This Boozy Start-Up Wants to Flood You With Under-the-Radar Wines
Clos curates and delivers regional selections of wine from smaller, lesser-known producers around the world
A new, millennial-friendly wine start-up is helping drinkers discover under-the-radar bottles and producers from the world’s most renowned wine destinations.
If you’ve ever traveled to a grape-growing region like Italy’s Piedmont or Australia’s Mornington Peninsula, you know that some of the best stuff out there is actually being crafted by smaller, family-run producers, many of whom don’t have the means or exposure to export to the United States. Clos, a direct-to-consumer company launched this month by marketing consultant Peter Hananel and sommelier-importer Ryan Imbriale, is taking aim at that barrier, offering a meticulously-curated selection of bottles that are underrepresented in the traditional market, one region at a time.
First up: Piedmont, Italy. Hananel and Imbriale traveled to the region to taste hundreds of wines, narrowing them down to twelve bottles made by seven producers.

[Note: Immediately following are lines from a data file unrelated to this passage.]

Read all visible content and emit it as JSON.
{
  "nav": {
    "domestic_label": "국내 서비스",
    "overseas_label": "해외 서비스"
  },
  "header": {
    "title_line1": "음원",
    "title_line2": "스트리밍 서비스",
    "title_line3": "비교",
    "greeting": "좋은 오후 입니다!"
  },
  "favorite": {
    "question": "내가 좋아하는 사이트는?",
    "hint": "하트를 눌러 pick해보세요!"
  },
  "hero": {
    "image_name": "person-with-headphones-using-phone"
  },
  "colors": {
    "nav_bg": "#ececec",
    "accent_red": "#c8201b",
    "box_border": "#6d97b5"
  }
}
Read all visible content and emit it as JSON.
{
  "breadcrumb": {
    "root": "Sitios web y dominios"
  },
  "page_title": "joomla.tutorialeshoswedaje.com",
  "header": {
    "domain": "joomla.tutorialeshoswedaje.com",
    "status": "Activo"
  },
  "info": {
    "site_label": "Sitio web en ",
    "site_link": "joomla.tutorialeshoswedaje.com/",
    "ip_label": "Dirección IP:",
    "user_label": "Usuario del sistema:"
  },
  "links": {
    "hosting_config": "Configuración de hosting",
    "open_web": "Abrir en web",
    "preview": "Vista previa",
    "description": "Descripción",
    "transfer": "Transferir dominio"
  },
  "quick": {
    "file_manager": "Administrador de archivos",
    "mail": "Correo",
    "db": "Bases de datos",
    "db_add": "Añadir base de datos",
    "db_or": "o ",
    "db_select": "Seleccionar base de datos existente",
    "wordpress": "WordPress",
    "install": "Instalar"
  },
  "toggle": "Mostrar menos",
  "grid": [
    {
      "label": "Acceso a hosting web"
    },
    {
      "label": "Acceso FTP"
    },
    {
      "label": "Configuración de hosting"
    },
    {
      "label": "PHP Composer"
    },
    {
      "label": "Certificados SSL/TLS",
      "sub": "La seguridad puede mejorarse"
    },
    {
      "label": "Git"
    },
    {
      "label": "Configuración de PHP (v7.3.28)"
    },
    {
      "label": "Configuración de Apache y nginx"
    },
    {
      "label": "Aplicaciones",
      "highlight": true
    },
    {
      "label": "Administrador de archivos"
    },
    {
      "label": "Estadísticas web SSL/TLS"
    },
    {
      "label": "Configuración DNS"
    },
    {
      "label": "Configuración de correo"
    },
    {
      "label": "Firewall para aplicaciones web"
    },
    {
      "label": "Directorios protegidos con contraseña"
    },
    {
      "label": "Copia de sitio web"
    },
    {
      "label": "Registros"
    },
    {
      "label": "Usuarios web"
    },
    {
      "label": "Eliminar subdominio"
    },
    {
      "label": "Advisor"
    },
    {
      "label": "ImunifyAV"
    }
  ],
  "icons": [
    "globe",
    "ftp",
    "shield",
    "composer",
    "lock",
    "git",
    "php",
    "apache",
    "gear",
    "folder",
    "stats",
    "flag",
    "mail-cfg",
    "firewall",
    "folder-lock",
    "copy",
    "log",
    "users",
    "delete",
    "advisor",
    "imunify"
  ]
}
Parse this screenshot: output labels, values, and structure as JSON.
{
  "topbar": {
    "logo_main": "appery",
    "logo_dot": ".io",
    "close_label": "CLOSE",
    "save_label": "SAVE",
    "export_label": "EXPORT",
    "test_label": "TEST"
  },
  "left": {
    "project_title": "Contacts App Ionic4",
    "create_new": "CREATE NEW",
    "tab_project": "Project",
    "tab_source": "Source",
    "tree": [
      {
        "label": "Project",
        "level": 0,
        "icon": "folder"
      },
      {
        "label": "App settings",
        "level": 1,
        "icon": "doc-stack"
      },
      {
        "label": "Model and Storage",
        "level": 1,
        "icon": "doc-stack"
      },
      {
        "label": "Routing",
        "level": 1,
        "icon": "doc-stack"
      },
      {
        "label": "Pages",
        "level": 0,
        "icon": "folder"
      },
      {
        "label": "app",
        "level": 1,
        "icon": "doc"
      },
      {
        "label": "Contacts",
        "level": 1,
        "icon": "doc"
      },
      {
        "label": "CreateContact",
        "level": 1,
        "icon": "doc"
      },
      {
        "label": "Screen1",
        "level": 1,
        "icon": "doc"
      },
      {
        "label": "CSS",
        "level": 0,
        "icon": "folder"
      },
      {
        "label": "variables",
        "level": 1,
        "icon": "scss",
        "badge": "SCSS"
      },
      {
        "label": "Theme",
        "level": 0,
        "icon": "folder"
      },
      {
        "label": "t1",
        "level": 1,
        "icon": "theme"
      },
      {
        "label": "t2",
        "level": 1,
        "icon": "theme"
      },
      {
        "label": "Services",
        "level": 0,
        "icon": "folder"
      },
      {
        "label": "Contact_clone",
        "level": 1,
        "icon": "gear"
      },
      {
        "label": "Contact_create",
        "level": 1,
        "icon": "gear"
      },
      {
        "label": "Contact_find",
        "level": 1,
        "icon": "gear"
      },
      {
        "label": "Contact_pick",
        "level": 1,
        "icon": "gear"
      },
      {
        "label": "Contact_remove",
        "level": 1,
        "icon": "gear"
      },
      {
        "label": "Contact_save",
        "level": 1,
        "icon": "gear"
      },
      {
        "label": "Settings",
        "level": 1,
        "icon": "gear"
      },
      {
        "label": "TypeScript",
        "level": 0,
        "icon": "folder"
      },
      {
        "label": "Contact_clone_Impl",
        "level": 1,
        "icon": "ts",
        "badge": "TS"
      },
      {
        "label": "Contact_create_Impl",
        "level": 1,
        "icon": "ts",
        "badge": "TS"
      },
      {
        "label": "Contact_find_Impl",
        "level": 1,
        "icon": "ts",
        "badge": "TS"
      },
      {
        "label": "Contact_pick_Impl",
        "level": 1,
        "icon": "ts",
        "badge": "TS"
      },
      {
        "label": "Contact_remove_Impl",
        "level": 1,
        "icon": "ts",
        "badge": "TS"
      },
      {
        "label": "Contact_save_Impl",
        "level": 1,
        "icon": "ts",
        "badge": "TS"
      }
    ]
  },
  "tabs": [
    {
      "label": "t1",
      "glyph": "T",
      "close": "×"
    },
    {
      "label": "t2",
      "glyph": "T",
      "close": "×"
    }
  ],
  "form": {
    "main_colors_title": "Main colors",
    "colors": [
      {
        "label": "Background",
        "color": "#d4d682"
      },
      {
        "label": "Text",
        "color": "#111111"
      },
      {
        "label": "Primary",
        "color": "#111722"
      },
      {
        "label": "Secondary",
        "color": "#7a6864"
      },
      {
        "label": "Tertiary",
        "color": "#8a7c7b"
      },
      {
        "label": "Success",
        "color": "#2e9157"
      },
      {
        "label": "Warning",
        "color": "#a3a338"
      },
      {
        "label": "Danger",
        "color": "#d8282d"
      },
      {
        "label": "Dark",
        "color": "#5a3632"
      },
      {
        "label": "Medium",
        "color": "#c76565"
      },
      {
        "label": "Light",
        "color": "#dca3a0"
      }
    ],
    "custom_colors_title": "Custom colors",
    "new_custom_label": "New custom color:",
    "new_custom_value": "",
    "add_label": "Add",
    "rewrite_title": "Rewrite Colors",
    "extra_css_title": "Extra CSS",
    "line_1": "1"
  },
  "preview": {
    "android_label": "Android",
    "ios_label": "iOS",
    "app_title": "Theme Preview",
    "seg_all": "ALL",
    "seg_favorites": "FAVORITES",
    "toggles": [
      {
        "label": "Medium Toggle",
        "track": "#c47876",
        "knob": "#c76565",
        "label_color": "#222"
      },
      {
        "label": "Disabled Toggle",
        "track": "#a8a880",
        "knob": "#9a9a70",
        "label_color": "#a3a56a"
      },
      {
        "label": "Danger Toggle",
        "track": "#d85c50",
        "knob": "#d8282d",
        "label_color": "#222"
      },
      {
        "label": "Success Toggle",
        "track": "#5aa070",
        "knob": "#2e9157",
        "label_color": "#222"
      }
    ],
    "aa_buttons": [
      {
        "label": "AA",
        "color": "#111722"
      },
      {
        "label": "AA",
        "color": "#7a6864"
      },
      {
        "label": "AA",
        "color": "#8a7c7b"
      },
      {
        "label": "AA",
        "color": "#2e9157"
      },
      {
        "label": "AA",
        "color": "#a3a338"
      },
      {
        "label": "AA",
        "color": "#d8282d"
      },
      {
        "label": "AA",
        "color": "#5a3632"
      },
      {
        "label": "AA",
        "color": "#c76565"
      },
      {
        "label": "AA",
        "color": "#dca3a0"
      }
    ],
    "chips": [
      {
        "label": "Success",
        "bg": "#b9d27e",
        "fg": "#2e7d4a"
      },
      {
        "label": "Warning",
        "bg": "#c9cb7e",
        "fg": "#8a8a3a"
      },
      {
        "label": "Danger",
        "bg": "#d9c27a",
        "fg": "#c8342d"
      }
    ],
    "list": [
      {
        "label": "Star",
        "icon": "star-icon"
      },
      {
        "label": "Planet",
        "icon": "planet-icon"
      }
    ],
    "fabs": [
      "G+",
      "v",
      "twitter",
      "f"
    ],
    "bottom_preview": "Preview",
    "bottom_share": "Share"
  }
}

To capture a sense of place for the region, the duo taps into the stories and personalities of each winemaker in series of beautifully-produced short videos that are impossible not to love. (The easy-to-watch, narrative-driven approach is no surprise, given Hananel’s past work with brands like Warby Parker and Everlane.)
“We pulled up to the wineries, tore apart shelves at enotecas, and hounded the locals,” said Hananel. “Each bottle we chose came with an epiphany. For our first assortment, it was always clear to both Ryan and me when a wine was special.”
From that inaugural wine-soaked pilgrimage came vinos and stories from the likes of Danilo Quazzolo, the earring-clad punk rock “rebel of Barbaresco” bottling a youthful, fruit-forward Nebbiolo, and Loris Masucco, the jolly restaurateur who also happens to put out an excellent high-in-tannins, low-in-acidity Dolcetto to pair with rustic wood-fired pizzas and spicy sausages.
“Our goal is to appeal to the curious,” explains Hananel. “A novice may find Clos helpful to acquire a sense of geography or varietal and appreciate our well priced curated approach, while an expert would appreciating learning like a somm by gaining a focused understanding of one region at a time.”
Wine novices and experts alike can shop the Piedmont selection by producer, by curated case ($155 for six, $300 for 12), or by creating their own case. With the middleman removed from the process, you can’t get much closer to buying directly from the winemaker, save for shelling out a couple grand to visit a bunch of small towns in Italy. Shipping with Clos, on the other hand, is totally free.